Teething becomes more intense at night, pediatricians confirm, because children feel the symptoms of pain and discomfort most acutely when they have fewer distractions, and are exhausted. It’s the same reason adults feel more chronic pain at night.
“Teething pain seems worse at night because infants are tired and have fewer reserves to deal with discomfort,” Dr. Andy Bernstein, a physician and fellow of the American Academy of Pediatrics told Fatherly. “Also, they don’t have the activities and fun of daytime to distract them when they’re winding down to get ready for bed.”
A Google search of “Why is teething worse at night?” yields 189,000 results. Suffice to say, you’re not alone. There’s evidence that pain and fatigue are intricately linked for most people — those with chronic pain tend to report fatigue, and those with chronic sleep problems tend to report pain. Scientists suspect this has something to do with how sleep deprivation releases excess cortisol and causes inflammation. Most of this research focuses on adults, but studies suggests infants process pain in much the same way as adults. Beyond the link between exhaustion and pain, studies have shown that children are less likely to perceive pain when they are distracted. Teething babies in bed have fewer stimuli to divert their attention to.
“For the same reason, it probably makes sense that everything hurts more when people of any age are tired,” Bernstein says.

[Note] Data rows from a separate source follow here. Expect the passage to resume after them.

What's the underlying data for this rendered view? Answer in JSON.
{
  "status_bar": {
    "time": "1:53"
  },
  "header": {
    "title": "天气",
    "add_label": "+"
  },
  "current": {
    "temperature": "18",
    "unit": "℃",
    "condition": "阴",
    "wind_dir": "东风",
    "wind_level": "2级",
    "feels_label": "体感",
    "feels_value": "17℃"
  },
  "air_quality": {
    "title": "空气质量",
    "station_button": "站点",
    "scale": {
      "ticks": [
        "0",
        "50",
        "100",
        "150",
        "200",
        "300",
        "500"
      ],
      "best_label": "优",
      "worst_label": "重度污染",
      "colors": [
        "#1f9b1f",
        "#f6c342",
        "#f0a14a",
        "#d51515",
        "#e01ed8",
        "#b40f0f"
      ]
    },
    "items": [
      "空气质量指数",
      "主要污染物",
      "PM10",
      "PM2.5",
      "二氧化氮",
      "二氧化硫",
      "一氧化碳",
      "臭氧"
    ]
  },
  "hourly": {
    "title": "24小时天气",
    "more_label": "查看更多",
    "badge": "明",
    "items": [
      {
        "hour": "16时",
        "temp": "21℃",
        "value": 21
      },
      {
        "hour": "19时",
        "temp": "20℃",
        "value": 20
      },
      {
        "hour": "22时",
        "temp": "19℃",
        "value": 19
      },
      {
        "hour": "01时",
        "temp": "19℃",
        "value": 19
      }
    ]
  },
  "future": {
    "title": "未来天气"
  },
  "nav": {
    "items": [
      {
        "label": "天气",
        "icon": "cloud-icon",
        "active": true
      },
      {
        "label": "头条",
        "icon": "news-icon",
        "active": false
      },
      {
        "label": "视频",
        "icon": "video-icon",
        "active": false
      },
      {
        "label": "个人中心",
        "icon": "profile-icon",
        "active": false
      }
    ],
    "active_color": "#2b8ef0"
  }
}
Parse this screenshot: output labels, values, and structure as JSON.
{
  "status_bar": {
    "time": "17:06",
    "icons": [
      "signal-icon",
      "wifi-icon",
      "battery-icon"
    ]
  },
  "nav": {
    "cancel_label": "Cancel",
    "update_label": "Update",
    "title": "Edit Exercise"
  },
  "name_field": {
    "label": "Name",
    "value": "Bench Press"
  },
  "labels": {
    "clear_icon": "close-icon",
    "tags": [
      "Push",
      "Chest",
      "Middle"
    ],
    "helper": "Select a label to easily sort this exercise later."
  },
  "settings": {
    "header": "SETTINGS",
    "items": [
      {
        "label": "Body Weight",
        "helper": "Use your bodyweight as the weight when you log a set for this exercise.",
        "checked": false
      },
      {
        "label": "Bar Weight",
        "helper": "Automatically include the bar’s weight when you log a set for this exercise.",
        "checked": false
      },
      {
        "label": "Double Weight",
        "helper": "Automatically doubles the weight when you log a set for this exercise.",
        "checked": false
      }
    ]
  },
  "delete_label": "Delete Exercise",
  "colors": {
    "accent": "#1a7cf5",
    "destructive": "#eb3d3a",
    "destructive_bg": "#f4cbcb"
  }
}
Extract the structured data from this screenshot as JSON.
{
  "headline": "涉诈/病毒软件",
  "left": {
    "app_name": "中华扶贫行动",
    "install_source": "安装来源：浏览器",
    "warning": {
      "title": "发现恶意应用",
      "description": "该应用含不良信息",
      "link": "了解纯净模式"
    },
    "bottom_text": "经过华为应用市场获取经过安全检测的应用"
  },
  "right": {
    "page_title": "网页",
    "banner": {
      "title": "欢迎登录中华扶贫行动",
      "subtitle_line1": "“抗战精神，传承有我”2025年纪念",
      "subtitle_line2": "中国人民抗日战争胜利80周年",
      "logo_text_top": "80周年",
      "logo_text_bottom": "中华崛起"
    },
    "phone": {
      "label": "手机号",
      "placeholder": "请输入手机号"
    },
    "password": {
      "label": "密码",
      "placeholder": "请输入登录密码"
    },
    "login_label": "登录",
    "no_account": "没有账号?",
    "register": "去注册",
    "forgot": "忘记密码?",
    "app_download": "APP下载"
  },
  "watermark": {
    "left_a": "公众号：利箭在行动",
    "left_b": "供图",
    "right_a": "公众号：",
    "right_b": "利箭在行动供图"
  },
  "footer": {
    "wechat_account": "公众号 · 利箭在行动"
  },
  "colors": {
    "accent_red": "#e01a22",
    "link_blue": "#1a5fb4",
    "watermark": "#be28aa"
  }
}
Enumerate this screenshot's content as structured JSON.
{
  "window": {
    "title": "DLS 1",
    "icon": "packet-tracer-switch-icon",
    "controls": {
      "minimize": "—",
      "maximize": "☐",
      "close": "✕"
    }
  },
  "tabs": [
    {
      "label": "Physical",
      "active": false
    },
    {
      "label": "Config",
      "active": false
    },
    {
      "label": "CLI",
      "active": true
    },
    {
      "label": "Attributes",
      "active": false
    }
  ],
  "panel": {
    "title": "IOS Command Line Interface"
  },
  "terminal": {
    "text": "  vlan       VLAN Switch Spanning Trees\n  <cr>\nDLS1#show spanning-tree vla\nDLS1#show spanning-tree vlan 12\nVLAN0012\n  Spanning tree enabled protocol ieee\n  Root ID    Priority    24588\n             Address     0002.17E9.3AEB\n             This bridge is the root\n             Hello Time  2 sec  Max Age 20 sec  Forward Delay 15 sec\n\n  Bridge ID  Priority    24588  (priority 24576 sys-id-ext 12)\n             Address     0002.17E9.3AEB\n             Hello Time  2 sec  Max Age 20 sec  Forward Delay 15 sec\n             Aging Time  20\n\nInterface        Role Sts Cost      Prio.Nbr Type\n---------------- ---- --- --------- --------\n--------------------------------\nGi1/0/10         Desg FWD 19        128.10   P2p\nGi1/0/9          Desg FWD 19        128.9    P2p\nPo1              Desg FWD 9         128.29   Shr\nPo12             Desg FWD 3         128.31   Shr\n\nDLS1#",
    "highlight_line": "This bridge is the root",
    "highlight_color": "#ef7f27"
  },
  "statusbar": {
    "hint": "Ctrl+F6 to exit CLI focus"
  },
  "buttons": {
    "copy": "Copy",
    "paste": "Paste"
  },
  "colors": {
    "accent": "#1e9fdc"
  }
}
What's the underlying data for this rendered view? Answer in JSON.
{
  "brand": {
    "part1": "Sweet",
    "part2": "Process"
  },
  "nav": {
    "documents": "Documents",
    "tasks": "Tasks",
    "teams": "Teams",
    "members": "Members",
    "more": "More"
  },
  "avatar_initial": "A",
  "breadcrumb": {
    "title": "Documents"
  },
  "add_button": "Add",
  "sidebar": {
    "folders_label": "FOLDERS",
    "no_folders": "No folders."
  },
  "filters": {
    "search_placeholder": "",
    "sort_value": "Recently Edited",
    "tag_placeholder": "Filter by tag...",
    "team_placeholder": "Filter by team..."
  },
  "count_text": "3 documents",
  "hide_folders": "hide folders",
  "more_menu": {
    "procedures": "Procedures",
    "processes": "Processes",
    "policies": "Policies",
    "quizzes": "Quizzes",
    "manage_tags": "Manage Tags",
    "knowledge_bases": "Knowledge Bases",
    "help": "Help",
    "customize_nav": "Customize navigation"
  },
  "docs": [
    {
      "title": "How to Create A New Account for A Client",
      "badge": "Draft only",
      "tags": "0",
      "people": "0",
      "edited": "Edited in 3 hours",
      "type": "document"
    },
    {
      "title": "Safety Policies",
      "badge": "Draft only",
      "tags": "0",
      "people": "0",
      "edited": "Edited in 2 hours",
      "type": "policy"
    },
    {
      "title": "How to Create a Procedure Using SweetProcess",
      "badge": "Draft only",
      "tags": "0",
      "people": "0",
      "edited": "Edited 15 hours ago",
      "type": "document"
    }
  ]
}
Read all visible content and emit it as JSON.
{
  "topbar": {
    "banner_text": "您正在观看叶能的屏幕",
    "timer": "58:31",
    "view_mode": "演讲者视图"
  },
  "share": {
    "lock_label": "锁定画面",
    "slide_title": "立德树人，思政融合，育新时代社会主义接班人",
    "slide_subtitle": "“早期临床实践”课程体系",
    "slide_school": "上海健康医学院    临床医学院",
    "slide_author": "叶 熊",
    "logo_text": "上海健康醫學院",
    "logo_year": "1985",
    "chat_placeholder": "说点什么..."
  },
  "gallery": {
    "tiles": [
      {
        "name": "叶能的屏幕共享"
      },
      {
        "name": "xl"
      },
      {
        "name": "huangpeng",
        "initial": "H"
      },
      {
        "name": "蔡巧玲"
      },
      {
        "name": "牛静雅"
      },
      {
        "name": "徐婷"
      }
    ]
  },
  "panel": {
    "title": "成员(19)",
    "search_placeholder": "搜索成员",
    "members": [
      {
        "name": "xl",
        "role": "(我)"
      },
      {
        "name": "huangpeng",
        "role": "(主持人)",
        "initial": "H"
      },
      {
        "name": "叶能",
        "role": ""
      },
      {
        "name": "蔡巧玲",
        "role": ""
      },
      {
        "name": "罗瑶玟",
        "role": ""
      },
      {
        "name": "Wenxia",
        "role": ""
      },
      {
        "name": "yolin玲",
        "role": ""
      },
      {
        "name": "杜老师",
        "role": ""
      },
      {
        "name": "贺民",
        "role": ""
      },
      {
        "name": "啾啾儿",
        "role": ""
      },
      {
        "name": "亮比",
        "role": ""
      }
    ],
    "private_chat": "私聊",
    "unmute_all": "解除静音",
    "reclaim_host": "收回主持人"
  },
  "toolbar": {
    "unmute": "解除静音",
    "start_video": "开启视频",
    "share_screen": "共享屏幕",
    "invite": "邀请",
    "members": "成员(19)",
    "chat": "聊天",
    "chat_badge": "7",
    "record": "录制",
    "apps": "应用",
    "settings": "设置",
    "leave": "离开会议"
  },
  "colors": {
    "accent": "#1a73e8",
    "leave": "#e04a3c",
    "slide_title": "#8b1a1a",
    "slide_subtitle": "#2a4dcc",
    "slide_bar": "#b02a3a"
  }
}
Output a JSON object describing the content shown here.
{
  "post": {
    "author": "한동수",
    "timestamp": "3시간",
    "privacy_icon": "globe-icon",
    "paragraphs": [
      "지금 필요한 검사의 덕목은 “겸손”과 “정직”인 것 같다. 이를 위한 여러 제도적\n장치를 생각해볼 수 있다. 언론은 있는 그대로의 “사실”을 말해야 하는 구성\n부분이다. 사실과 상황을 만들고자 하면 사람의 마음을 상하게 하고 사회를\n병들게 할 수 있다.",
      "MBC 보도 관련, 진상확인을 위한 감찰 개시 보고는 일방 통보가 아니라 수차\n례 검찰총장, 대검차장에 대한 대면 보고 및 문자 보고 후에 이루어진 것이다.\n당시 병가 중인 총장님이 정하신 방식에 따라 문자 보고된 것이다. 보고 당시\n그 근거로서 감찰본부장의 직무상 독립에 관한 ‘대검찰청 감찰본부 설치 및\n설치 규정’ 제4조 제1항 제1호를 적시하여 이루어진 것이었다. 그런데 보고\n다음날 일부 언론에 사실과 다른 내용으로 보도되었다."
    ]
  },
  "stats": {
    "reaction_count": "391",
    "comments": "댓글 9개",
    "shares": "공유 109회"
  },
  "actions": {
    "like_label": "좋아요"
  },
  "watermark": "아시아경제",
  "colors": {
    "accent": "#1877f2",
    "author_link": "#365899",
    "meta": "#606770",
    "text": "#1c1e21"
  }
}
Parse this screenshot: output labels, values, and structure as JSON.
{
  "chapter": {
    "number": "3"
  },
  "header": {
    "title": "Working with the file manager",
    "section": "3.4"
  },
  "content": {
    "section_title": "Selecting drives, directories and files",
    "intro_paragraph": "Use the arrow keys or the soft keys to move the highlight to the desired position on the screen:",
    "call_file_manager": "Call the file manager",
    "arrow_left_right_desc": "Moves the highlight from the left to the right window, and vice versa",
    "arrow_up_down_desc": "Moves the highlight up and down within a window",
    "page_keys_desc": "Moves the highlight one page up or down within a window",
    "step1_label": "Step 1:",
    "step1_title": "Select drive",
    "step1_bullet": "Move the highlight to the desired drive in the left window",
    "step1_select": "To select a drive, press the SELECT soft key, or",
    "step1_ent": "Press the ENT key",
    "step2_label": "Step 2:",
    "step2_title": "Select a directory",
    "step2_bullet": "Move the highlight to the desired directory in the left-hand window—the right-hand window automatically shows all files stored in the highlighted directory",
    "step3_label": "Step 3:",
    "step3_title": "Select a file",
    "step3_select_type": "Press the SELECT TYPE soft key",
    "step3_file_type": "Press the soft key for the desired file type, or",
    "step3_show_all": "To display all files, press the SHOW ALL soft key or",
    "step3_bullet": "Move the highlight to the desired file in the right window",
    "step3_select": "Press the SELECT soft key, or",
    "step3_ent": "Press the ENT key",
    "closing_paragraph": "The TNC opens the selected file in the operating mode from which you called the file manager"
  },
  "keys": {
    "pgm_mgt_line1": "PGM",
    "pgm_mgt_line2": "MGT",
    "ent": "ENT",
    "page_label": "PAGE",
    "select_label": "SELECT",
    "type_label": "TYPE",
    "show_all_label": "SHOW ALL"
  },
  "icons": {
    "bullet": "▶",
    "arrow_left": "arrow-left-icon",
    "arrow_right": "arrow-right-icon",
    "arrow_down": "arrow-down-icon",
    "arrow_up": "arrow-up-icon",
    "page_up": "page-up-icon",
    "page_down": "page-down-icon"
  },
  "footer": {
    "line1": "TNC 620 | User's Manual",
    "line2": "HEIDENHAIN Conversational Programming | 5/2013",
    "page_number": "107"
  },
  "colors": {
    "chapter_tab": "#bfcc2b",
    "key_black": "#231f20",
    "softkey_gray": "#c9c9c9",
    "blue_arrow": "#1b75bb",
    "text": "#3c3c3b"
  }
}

There’s not much that can be done, unfortunately. A handful of products claim to make nighttime teething easier (most ineffective, some legitimately dangerous), so the best thing parents can do for their babies is anticipate the pain increasing at night as diversions wind down. In doing this, moms and dads can add a cold washcloth, rubbing their gums, and rocking them back to sleep, into their regular evening routines, Bernstein suggests.
“The consistency of a regular routine gives kids a solid foundation on which to build their own coping mechanisms.”
This article was originally published on